Insurance policies are primarily written on an occurrence basis or claims made basis. The most common of the two is occurrence simply because what you see (or pay for) is what you get – regardless of when a claim is filed the policy that was in force at the time of the claim would respond. An occurrence policy can be cancelled (no strings attached) and claims can continue to be filed if the claim occurred during the time the policy was in force.
The more complex of the two is claims made. Unlike the occurrence policy where the policy that was in force when the claim happened responds, for a claims made policy it is the policy that is in force when the claim is made. This is regardless of when the wrongful act that gave rise to the claim occurred, as long as the wrongful act did not happen prior to the retroactive date specified within the policy. A retroactive date is found in many claims made policies and the purpose is to eliminate coverage for claims that took place prior to a specified date.
Coverage remains in place as long as the premiums continue to be paid. Upon cancellation of a claims made policy (whether it be to move to a new carrier or coverage going forward is no longer needed) it is critical that you understand your options (carrying over your retroactive date or purchasing an Extended Reporting Period (ERP), also known as tail coverage) and how your actions can impact future coverage.
An Extended Reporting Period is a designated time period (common time periods: unlimited (until limits are exhausted), 1 year, 3 years, or 5 years) after a claims made policy has been cancelled in which you are able to make a claim against the policy. The additional premium for a claims made policy can vary (100% to 500% times the policies annual premium) and is typically due in full and within 30 days of the cancellation date.
If you are moving to a new carrier you may want to verify that your new insurance carrier will except/pick up your retroactive date (this would mean that the new carrier would now insure all your past exposures back to the specified retroactive date). If the new carrier is not willing to except the prior risk, you would then look to purchase an ERP. Your policy with the new carrier would then contain a new retroactive date.
If coverage is simply no longer needed going forward, you would look to purchase an ERP to ensure that you continue to have coverage for your past exposure. When situations like these occur, it is very important to understand that if you do not take the appropriate action you may be left without coverage.
Premiums for a claims made policy tend to be less expensive in the beginning and will increase as the exposure increases. This process of increased premiums is known as the claims made step factor. The process typically continues for the first five years and at the fifth year the policy is considered “mature” and the premiums level off.

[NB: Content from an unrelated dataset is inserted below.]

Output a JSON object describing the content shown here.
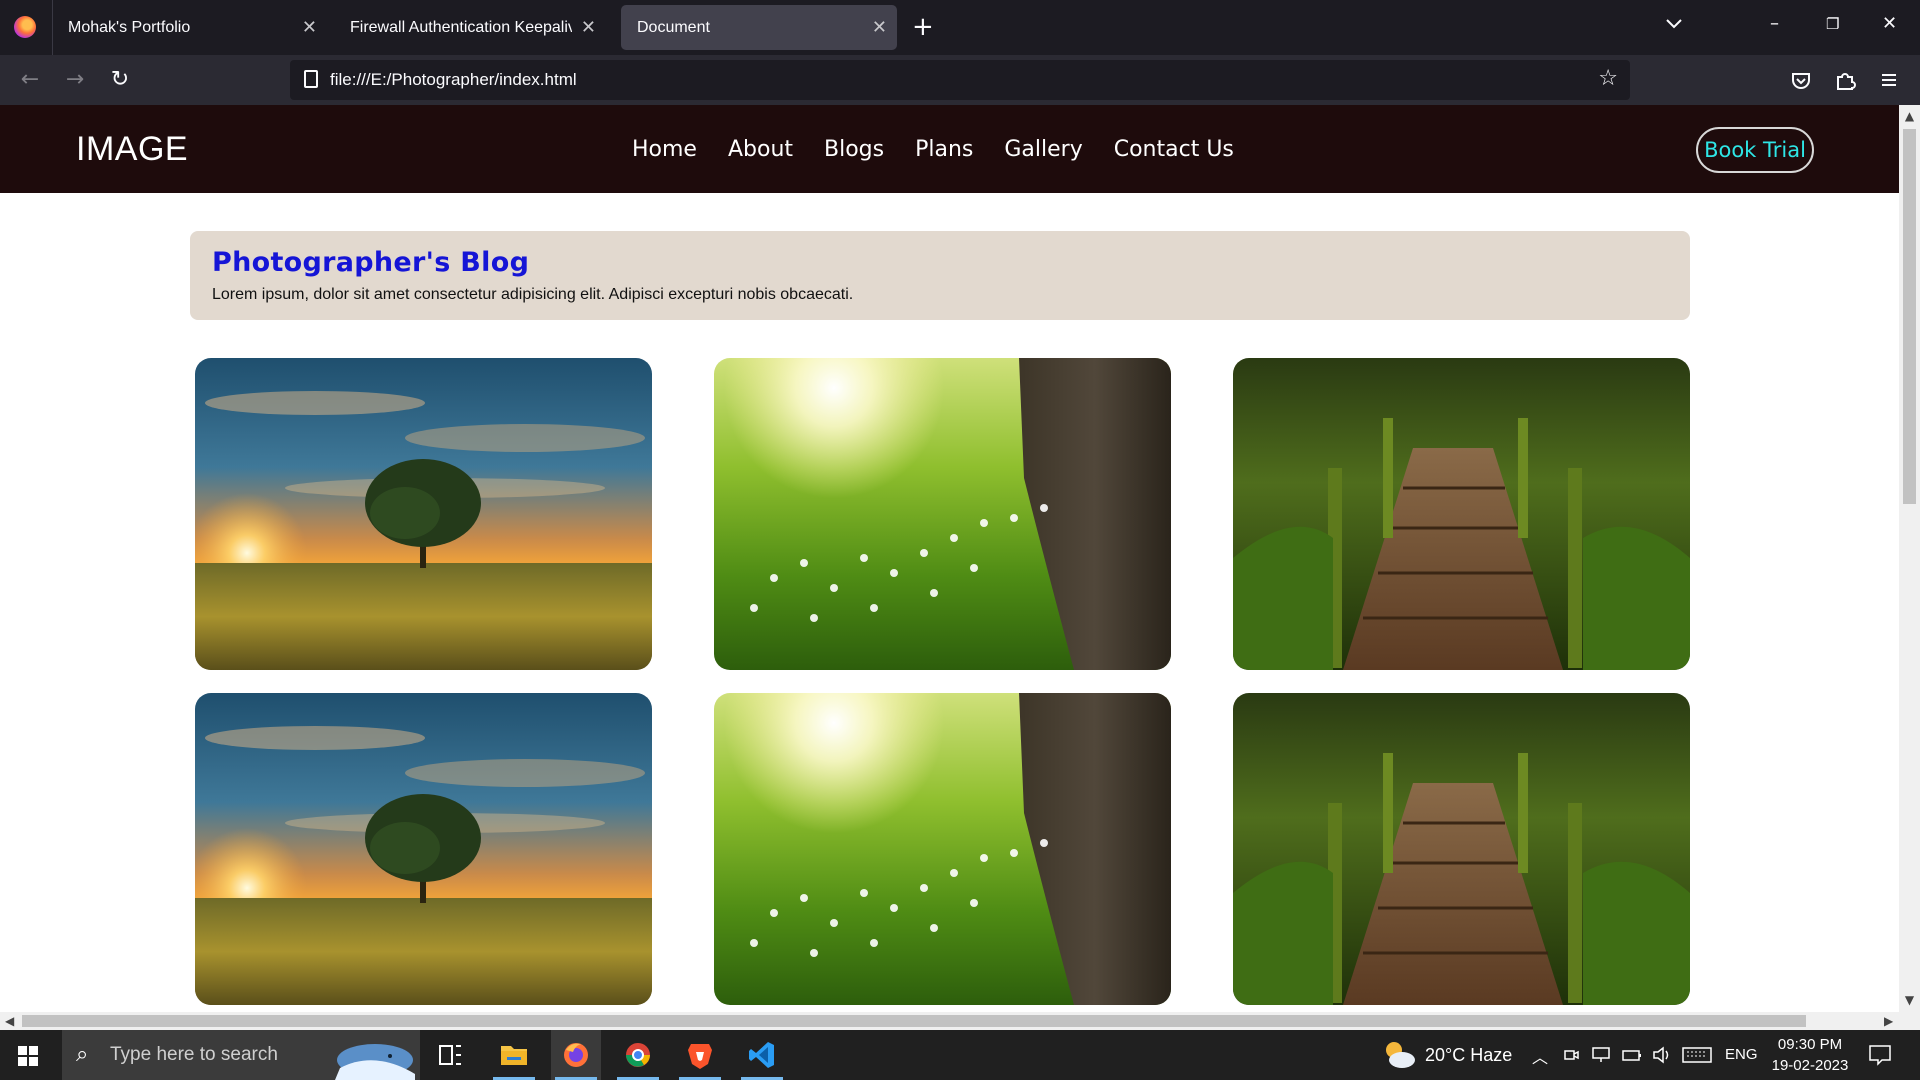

Policies that you will typically see written on a claims made basis are: Professional Liability, Errors & Omissions, Directors and Officers, and Employment Practices Liability.
Please contact your agent if you have any questions.